Input data>
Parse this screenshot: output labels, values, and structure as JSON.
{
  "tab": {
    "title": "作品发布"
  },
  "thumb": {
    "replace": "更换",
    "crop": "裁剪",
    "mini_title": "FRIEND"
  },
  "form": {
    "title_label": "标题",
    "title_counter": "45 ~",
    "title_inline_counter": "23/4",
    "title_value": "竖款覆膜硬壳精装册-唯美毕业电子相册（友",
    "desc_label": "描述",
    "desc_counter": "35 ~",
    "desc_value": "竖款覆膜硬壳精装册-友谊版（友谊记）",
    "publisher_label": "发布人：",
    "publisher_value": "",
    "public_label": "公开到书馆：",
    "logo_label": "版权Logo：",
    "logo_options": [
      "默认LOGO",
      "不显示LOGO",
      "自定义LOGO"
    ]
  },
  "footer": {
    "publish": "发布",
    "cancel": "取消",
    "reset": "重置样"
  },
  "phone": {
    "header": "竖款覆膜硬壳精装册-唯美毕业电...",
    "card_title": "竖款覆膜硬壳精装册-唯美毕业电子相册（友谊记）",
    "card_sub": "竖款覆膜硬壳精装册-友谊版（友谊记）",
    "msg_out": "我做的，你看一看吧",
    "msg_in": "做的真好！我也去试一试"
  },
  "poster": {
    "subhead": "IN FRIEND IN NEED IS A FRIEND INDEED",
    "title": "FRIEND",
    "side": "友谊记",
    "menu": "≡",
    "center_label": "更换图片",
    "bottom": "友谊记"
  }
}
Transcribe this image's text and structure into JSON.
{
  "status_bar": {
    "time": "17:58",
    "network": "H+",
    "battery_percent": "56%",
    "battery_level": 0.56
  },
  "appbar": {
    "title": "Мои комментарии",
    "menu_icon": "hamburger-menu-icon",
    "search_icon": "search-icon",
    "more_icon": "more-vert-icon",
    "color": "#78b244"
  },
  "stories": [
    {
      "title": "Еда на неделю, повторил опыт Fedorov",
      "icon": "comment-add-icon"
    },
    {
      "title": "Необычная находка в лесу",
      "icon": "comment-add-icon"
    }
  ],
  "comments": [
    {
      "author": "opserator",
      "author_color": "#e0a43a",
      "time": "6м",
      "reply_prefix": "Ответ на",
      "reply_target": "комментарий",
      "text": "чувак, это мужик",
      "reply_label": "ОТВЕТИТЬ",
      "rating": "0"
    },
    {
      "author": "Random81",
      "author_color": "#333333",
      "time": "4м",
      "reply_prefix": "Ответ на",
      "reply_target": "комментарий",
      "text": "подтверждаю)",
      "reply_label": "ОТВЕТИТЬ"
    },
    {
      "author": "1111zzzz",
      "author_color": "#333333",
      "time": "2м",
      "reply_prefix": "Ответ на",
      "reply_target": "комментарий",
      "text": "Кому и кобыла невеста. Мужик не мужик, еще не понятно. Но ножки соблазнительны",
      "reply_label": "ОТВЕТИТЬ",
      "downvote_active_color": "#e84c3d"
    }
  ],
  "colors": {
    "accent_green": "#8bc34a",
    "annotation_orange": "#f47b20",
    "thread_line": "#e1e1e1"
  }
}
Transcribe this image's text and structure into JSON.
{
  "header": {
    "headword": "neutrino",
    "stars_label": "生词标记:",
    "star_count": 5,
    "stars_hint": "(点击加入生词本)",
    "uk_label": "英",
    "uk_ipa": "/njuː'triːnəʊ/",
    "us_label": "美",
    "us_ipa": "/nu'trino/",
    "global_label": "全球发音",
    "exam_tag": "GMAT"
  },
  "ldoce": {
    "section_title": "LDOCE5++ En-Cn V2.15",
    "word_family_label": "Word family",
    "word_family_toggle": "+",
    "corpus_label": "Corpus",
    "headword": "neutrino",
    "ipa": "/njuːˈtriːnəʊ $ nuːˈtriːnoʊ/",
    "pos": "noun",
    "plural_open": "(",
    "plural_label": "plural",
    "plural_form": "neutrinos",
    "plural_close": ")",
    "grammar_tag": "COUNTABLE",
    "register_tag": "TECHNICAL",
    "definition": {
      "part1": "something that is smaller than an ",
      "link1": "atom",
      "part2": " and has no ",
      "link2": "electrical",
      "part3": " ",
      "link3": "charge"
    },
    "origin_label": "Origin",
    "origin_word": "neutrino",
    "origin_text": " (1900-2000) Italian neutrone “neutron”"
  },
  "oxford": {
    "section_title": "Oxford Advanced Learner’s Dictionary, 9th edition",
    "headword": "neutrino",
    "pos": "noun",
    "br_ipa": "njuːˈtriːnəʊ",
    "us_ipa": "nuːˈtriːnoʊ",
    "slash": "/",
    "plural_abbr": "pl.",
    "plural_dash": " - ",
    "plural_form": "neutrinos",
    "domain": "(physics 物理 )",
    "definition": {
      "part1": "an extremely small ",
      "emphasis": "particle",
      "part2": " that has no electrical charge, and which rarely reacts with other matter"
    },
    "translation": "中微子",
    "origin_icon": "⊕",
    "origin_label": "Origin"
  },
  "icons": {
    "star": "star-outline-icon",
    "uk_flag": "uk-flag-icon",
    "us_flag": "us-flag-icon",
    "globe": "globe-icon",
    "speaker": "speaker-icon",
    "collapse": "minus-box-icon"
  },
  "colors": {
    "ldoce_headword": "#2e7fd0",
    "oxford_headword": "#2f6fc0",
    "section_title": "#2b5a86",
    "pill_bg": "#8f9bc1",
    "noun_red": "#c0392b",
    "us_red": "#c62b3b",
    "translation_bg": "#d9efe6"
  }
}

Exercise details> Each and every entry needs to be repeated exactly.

Written answer>
Parse this screenshot: output labels, values, and structure as JSON.
{
  "tab": {
    "title": "作品发布"
  },
  "thumb": {
    "replace": "更换",
    "crop": "裁剪",
    "mini_title": "FRIEND"
  },
  "form": {
    "title_label": "标题",
    "title_counter": "45 ~",
    "title_inline_counter": "23/4",
    "title_value": "竖款覆膜硬壳精装册-唯美毕业电子相册（友",
    "desc_label": "描述",
    "desc_counter": "35 ~",
    "desc_value": "竖款覆膜硬壳精装册-友谊版（友谊记）",
    "publisher_label": "发布人：",
    "publisher_value": "",
    "public_label": "公开到书馆：",
    "logo_label": "版权Logo：",
    "logo_options": [
      "默认LOGO",
      "不显示LOGO",
      "自定义LOGO"
    ]
  },
  "footer": {
    "publish": "发布",
    "cancel": "取消",
    "reset": "重置样"
  },
  "phone": {
    "header": "竖款覆膜硬壳精装册-唯美毕业电...",
    "card_title": "竖款覆膜硬壳精装册-唯美毕业电子相册（友谊记）",
    "card_sub": "竖款覆膜硬壳精装册-友谊版（友谊记）",
    "msg_out": "我做的，你看一看吧",
    "msg_in": "做的真好！我也去试一试"
  },
  "poster": {
    "subhead": "IN FRIEND IN NEED IS A FRIEND INDEED",
    "title": "FRIEND",
    "side": "友谊记",
    "menu": "≡",
    "center_label": "更换图片",
    "bottom": "友谊记"
  }
}
Transcribe this image's text and structure into JSON.
{
  "status_bar": {
    "time": "17:58",
    "network": "H+",
    "battery_percent": "56%",
    "battery_level": 0.56
  },
  "appbar": {
    "title": "Мои комментарии",
    "menu_icon": "hamburger-menu-icon",
    "search_icon": "search-icon",
    "more_icon": "more-vert-icon",
    "color": "#78b244"
  },
  "stories": [
    {
      "title": "Еда на неделю, повторил опыт Fedorov",
      "icon": "comment-add-icon"
    },
    {
      "title": "Необычная находка в лесу",
      "icon": "comment-add-icon"
    }
  ],
  "comments": [
    {
      "author": "opserator",
      "author_color": "#e0a43a",
      "time": "6м",
      "reply_prefix": "Ответ на",
      "reply_target": "комментарий",
      "text": "чувак, это мужик",
      "reply_label": "ОТВЕТИТЬ",
      "rating": "0"
    },
    {
      "author": "Random81",
      "author_color": "#333333",
      "time": "4м",
      "reply_prefix": "Ответ на",
      "reply_target": "комментарий",
      "text": "подтверждаю)",
      "reply_label": "ОТВЕТИТЬ"
    },
    {
      "author": "1111zzzz",
      "author_color": "#333333",
      "time": "2м",
      "reply_prefix": "Ответ на",
      "reply_target": "комментарий",
      "text": "Кому и кобыла невеста. Мужик не мужик, еще не понятно. Но ножки соблазнительны",
      "reply_label": "ОТВЕТИТЬ",
      "downvote_active_color": "#e84c3d"
    }
  ],
  "colors": {
    "accent_green": "#8bc34a",
    "annotation_orange": "#f47b20",
    "thread_line": "#e1e1e1"
  }
}
Transcribe this image's text and structure into JSON.
{
  "header": {
    "headword": "neutrino",
    "stars_label": "生词标记:",
    "star_count": 5,
    "stars_hint": "(点击加入生词本)",
    "uk_label": "英",
    "uk_ipa": "/njuː'triːnəʊ/",
    "us_label": "美",
    "us_ipa": "/nu'trino/",
    "global_label": "全球发音",
    "exam_tag": "GMAT"
  },
  "ldoce": {
    "section_title": "LDOCE5++ En-Cn V2.15",
    "word_family_label": "Word family",
    "word_family_toggle": "+",
    "corpus_label": "Corpus",
    "headword": "neutrino",
    "ipa": "/njuːˈtriːnəʊ $ nuːˈtriːnoʊ/",
    "pos": "noun",
    "plural_open": "(",
    "plural_label": "plural",
    "plural_form": "neutrinos",
    "plural_close": ")",
    "grammar_tag": "COUNTABLE",
    "register_tag": "TECHNICAL",
    "definition": {
      "part1": "something that is smaller than an ",
      "link1": "atom",
      "part2": " and has no ",
      "link2": "electrical",
      "part3": " ",
      "link3": "charge"
    },
    "origin_label": "Origin",
    "origin_word": "neutrino",
    "origin_text": " (1900-2000) Italian neutrone “neutron”"
  },
  "oxford": {
    "section_title": "Oxford Advanced Learner’s Dictionary, 9th edition",
    "headword": "neutrino",
    "pos": "noun",
    "br_ipa": "njuːˈtriːnəʊ",
    "us_ipa": "nuːˈtriːnoʊ",
    "slash": "/",
    "plural_abbr": "pl.",
    "plural_dash": " - ",
    "plural_form": "neutrinos",
    "domain": "(physics 物理 )",
    "definition": {
      "part1": "an extremely small ",
      "emphasis": "particle",
      "part2": " that has no electrical charge, and which rarely reacts with other matter"
    },
    "translation": "中微子",
    "origin_icon": "⊕",
    "origin_label": "Origin"
  },
  "icons": {
    "star": "star-outline-icon",
    "uk_flag": "uk-flag-icon",
    "us_flag": "us-flag-icon",
    "globe": "globe-icon",
    "speaker": "speaker-icon",
    "collapse": "minus-box-icon"
  },
  "colors": {
    "ldoce_headword": "#2e7fd0",
    "oxford_headword": "#2f6fc0",
    "section_title": "#2b5a86",
    "pill_bg": "#8f9bc1",
    "noun_red": "#c0392b",
    "us_red": "#c62b3b",
    "translation_bg": "#d9efe6"
  }
}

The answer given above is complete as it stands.